Kevin McCarthy falls short of majority in now Republican-controlled chamber as he faces opposition from far-right legislators.

For the first time in a century, the United States House of Representatives has failed to elect a speaker in the first rounds of voting, as Republican Kevin McCarthy fell short of securing a majority in the chamber to succeed Democrat Nancy Pelosi.

McCarthy was not able to overcome opposition within his caucus in the three rounds of voting on Tuesday before the legislators voted to adjourn the House’s first meeting.

Republicans narrowly won control of the chamber in November’s midterm elections, but several right-wing legislators in McCarthy’s own party have refused to back him for the speakership.

The speaker must acquire a majority of the votes, excluding absent legislators and those who vote “present”. On Tuesday, McCarthy needed 218 votes, but he only received 203 as 19 Republicans voted against him in the first two ballots. In the third round, he lost one more vote, bringing his tally down to 202.

In the first vote, most Republican dissenters backed Arizona Representative Andy Biggs or Ohio Representative Jim Jordan. In the second round, all 19 opposing Republican votes went to Jordan, a right-wing firebrand. Jordan increased his total to 20 votes in the third round.

Before the voting began on Tuesday, far-right Congressman Paul Gosar had nominated Biggs as a candidate. But Jordan did not seek the speakership and voted for McCarthy three times himself.

In the second round, Jordan renominated McCarthy, and in turn, ultraconservative Florida Congressman Matt Gaetz nominated Jordan, acknowledging that the Ohio representative does not want the job.

The Democratic leader in the House, Hakeem Jeffries, received 212 votes in all three rounds — more than McCarthy — but he was never realistically in the running as his party is in the minority.

McCarthy, a California Republican, had served as House minority leader after Democrats took the majority in 2019.

Legislators will reconvene on Wednesday and hold subsequent votes until a candidate for the speakership wins a majority. The House will remain effectively non-functional without a new speaker.

Hakeem Jeffries is applauded in the House by his fellow Democrats.
Democrat Hakeem Jeffries of New York received more votes than Republican Kevin McCarthy in the first round of voting for House speaker [Evelyn Hockstein/Reuters]

The speaker is second in the line of succession for the US presidency and the country’s most powerful legislator, with decisive influence over what bills and amendments get to be considered.

The House is one of two chambers that makes up the US Congress. It, along with the Senate, passes federal legislation, allocates government spending and ensures oversight.

After the first round of voting, Biggs, an Arizona Republican, called on McCarthy to “stand down” and allow Republicans to choose another leader on the next ballot.

“We barely got through half the ballot before confirming that McCarthy is still well short of 218 votes,” he wrote on Twitter. “My colleagues have made clear that our party deserves a new leader.”

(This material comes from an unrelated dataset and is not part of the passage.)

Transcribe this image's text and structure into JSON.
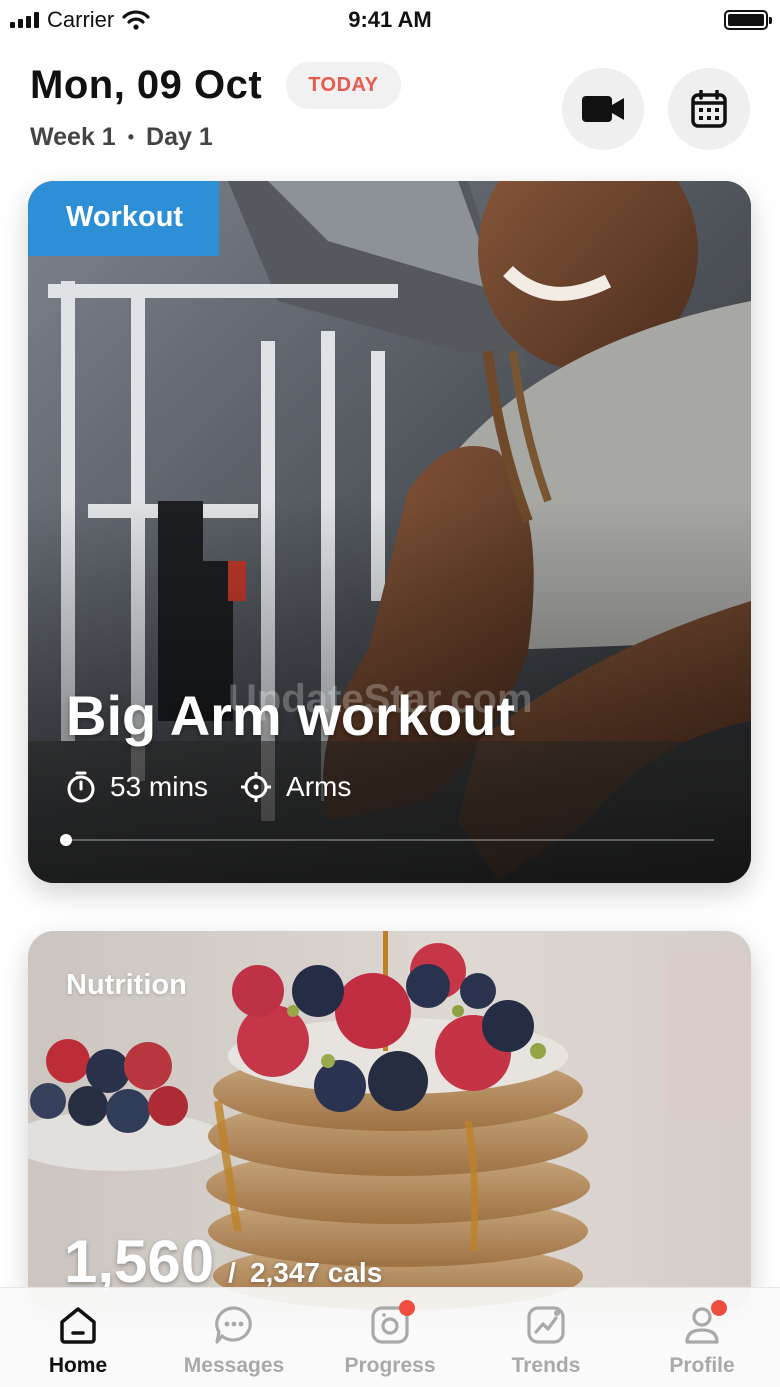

McCarthy had negotiated with the politicians who oppose his bid for speaker, offering concessions that were anticipated to dilute his power, should he become speaker.

He has promised to focus on the priorities of right-wing members, including investigating the business practices of President Joe Biden’s son Hunter Biden, an issue that Democrats dismiss as a conspiracy theory.

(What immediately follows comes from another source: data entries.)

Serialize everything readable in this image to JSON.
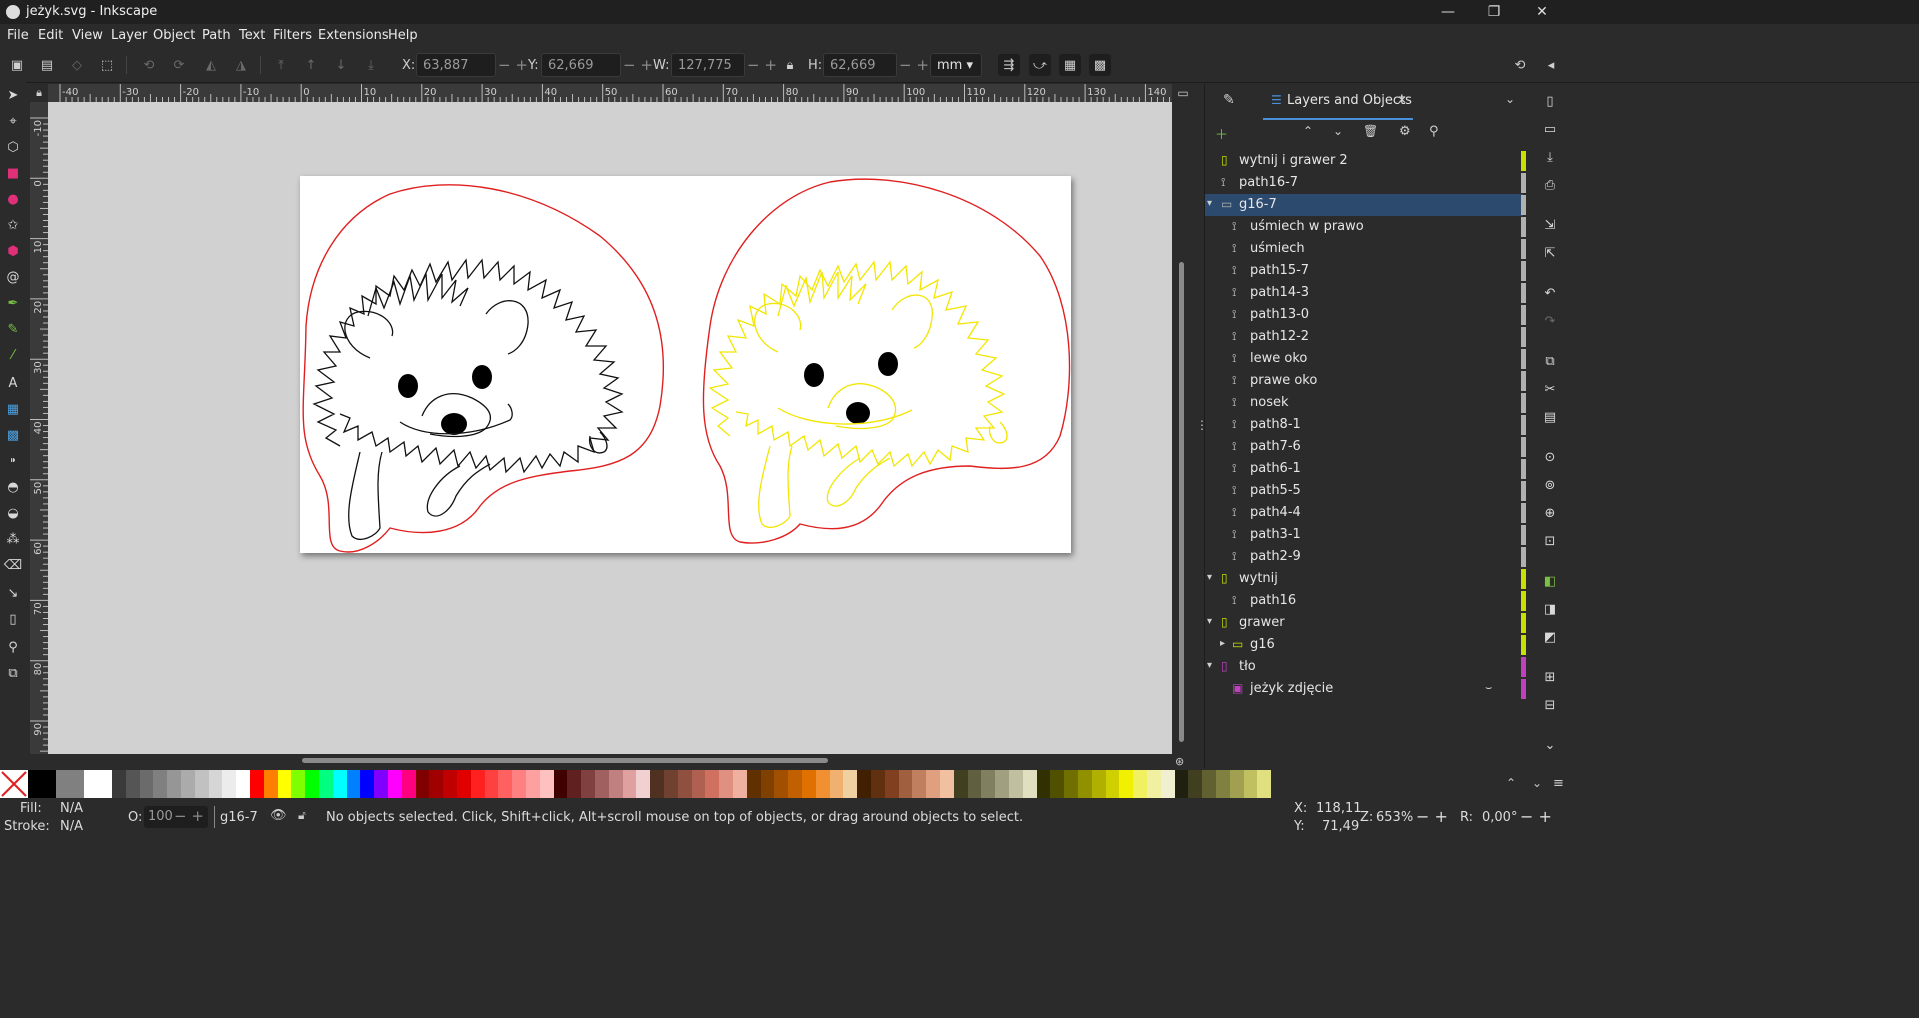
{
  "window": {
    "title": "jeżyk.svg - Inkscape"
  },
  "menu": [
    "File",
    "Edit",
    "View",
    "Layer",
    "Object",
    "Path",
    "Text",
    "Filters",
    "Extensions",
    "Help"
  ],
  "controls": {
    "x_label": "X:",
    "x_value": "63,887",
    "y_label": "Y:",
    "y_value": "62,669",
    "w_label": "W:",
    "w_value": "127,775",
    "h_label": "H:",
    "h_value": "62,669",
    "unit": "mm"
  },
  "ruler": {
    "h_labels": [
      "-40",
      "-30",
      "-20",
      "-10",
      "0",
      "10",
      "20",
      "30",
      "40",
      "50",
      "60",
      "70",
      "80",
      "90",
      "100",
      "110",
      "120",
      "130",
      "140"
    ],
    "v_labels": [
      "-10",
      "0",
      "10",
      "20",
      "30",
      "40",
      "50",
      "60",
      "70",
      "80",
      "90"
    ]
  },
  "panel": {
    "tab_title": "Layers and Objects",
    "rows": [
      {
        "label": "wytnij i grawer 2",
        "type": "layer",
        "depth": 0,
        "arrow": "",
        "color": "#c8e000"
      },
      {
        "label": "path16-7",
        "type": "path",
        "depth": 0,
        "arrow": "",
        "color": "#b0b0b0"
      },
      {
        "label": "g16-7",
        "type": "group",
        "depth": 0,
        "arrow": "▾",
        "color": "#b0b0b0",
        "selected": true
      },
      {
        "label": "uśmiech w prawo",
        "type": "path",
        "depth": 1,
        "arrow": "",
        "color": "#b0b0b0"
      },
      {
        "label": "uśmiech",
        "type": "path",
        "depth": 1,
        "arrow": "",
        "color": "#b0b0b0"
      },
      {
        "label": "path15-7",
        "type": "path",
        "depth": 1,
        "arrow": "",
        "color": "#b0b0b0"
      },
      {
        "label": "path14-3",
        "type": "path",
        "depth": 1,
        "arrow": "",
        "color": "#b0b0b0"
      },
      {
        "label": "path13-0",
        "type": "path",
        "depth": 1,
        "arrow": "",
        "color": "#b0b0b0"
      },
      {
        "label": "path12-2",
        "type": "path",
        "depth": 1,
        "arrow": "",
        "color": "#b0b0b0"
      },
      {
        "label": "lewe oko",
        "type": "path",
        "depth": 1,
        "arrow": "",
        "color": "#b0b0b0"
      },
      {
        "label": "prawe oko",
        "type": "path",
        "depth": 1,
        "arrow": "",
        "color": "#b0b0b0"
      },
      {
        "label": "nosek",
        "type": "path",
        "depth": 1,
        "arrow": "",
        "color": "#b0b0b0"
      },
      {
        "label": "path8-1",
        "type": "path",
        "depth": 1,
        "arrow": "",
        "color": "#b0b0b0"
      },
      {
        "label": "path7-6",
        "type": "path",
        "depth": 1,
        "arrow": "",
        "color": "#b0b0b0"
      },
      {
        "label": "path6-1",
        "type": "path",
        "depth": 1,
        "arrow": "",
        "color": "#b0b0b0"
      },
      {
        "label": "path5-5",
        "type": "path",
        "depth": 1,
        "arrow": "",
        "color": "#b0b0b0"
      },
      {
        "label": "path4-4",
        "type": "path",
        "depth": 1,
        "arrow": "",
        "color": "#b0b0b0"
      },
      {
        "label": "path3-1",
        "type": "path",
        "depth": 1,
        "arrow": "",
        "color": "#b0b0b0"
      },
      {
        "label": "path2-9",
        "type": "path",
        "depth": 1,
        "arrow": "",
        "color": "#b0b0b0"
      },
      {
        "label": "wytnij",
        "type": "layer",
        "depth": 0,
        "arrow": "▾",
        "color": "#c8e000"
      },
      {
        "label": "path16",
        "type": "path",
        "depth": 1,
        "arrow": "",
        "color": "#c8e000"
      },
      {
        "label": "grawer",
        "type": "layer",
        "depth": 0,
        "arrow": "▾",
        "color": "#c8e000"
      },
      {
        "label": "g16",
        "type": "group",
        "depth": 1,
        "arrow": "▸",
        "color": "#c8e000"
      },
      {
        "label": "tło",
        "type": "layer",
        "depth": 0,
        "arrow": "▾",
        "color": "#c040c0"
      },
      {
        "label": "jeżyk zdjęcie",
        "type": "image",
        "depth": 1,
        "arrow": "",
        "color": "#c040c0"
      }
    ]
  },
  "palette": [
    "#000000",
    "#808080",
    "#ffffff",
    "#3a3a3a",
    "#555555",
    "#6b6b6b",
    "#808080",
    "#969696",
    "#ababab",
    "#c1c1c1",
    "#d6d6d6",
    "#ececec",
    "#ffffff",
    "#ff0000",
    "#ff8000",
    "#ffff00",
    "#80ff00",
    "#00ff00",
    "#00ff80",
    "#00ffff",
    "#0080ff",
    "#0000ff",
    "#8000ff",
    "#ff00ff",
    "#ff0080",
    "#800000",
    "#a00000",
    "#c00000",
    "#e00000",
    "#ff2020",
    "#ff4040",
    "#ff6060",
    "#ff8080",
    "#ffa0a0",
    "#ffc0c0",
    "#400000",
    "#602020",
    "#804040",
    "#a06060",
    "#c08080",
    "#e0a0a0",
    "#f0d0d0",
    "#503020",
    "#704030",
    "#905040",
    "#b06050",
    "#d07060",
    "#e09080",
    "#f0b0a0",
    "#603000",
    "#804000",
    "#a05000",
    "#c06000",
    "#e07000",
    "#f09030",
    "#f0b070",
    "#f0d0a0",
    "#402000",
    "#603010",
    "#804020",
    "#a06040",
    "#c08060",
    "#e0a080",
    "#f0c0a0",
    "#404020",
    "#606040",
    "#808060",
    "#a0a080",
    "#c0c0a0",
    "#e0e0c0",
    "#303000",
    "#505000",
    "#707000",
    "#909000",
    "#b0b000",
    "#d0d000",
    "#f0f000",
    "#f0f060",
    "#f0f0a0",
    "#f0f0d0",
    "#202010",
    "#404020",
    "#606030",
    "#808040",
    "#a0a050",
    "#c0c060",
    "#e0e080"
  ],
  "status": {
    "fill_label": "Fill:",
    "fill_value": "N/A",
    "stroke_label": "Stroke:",
    "stroke_value": "N/A",
    "opacity_label": "O:",
    "opacity_value": "100",
    "layer_name": "g16-7",
    "message": "No objects selected. Click, Shift+click, Alt+scroll mouse on top of objects, or drag around objects to select.",
    "x_label": "X:",
    "x_value": "118,11",
    "y_label": "Y:",
    "y_value": "71,49",
    "zoom_label": "Z:",
    "zoom_value": "653%",
    "rot_label": "R:",
    "rot_value": "0,00°"
  }
}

McCarthy has also called on Department of Homeland Security Secretary Alejandro Mayorkas to resign over his handling of migration at the southern border, threatening to investigate and impeach him.

Moreover, he promised to restore the committee assignments of Georgia Congresswoman Marjorie Taylor Greene, who was kicked off congressional panels in 2021 over anti-Jewish and Islamophobic comments.

But despite those promises, McCarthy still failed to quell opposition from the far right.

Earlier on Tuesday, McCarthy signalled a willingness to withstand several rounds of voting. “I will always fight to put the American people first, not a few individuals that want something for themselves,” he told reporters. “So we may have a battle on the [House] floor, but the battle is for the [Republican] conference and the country, and that’s fine with me.”

His opponents also said they are in it for the long run. “I stand firmly committed to changing the status quo no matter how many ballots this takes,” Scott Perry, one of the leading Republican dissenters, wrote on Twitter.

Meanwhile, Democrats have described Republicans’ inability to agree on a speaker as a demonstration of the GOP’s failure to lead.

“None of this is good for our country. None of it,” Democratic Senator Chris Murphy wrote in a social media post.

Key House Democrat Jamie Raskin called the inconclusive votes a “once-in-a-century humiliation” for McCarthy, accusing him of whitewashing “right-wing insurrectionism” that Raskin said took place during the January 6, 2021, Capitol riot.

Democrats could help McCarthy by voting for him or leaving the chamber for the next rounds of voting to lower the total of the votes, making it easier for him to attain a majority. But Congressman Eric Swalwell has ruled out the idea.

Source: Al Jazeera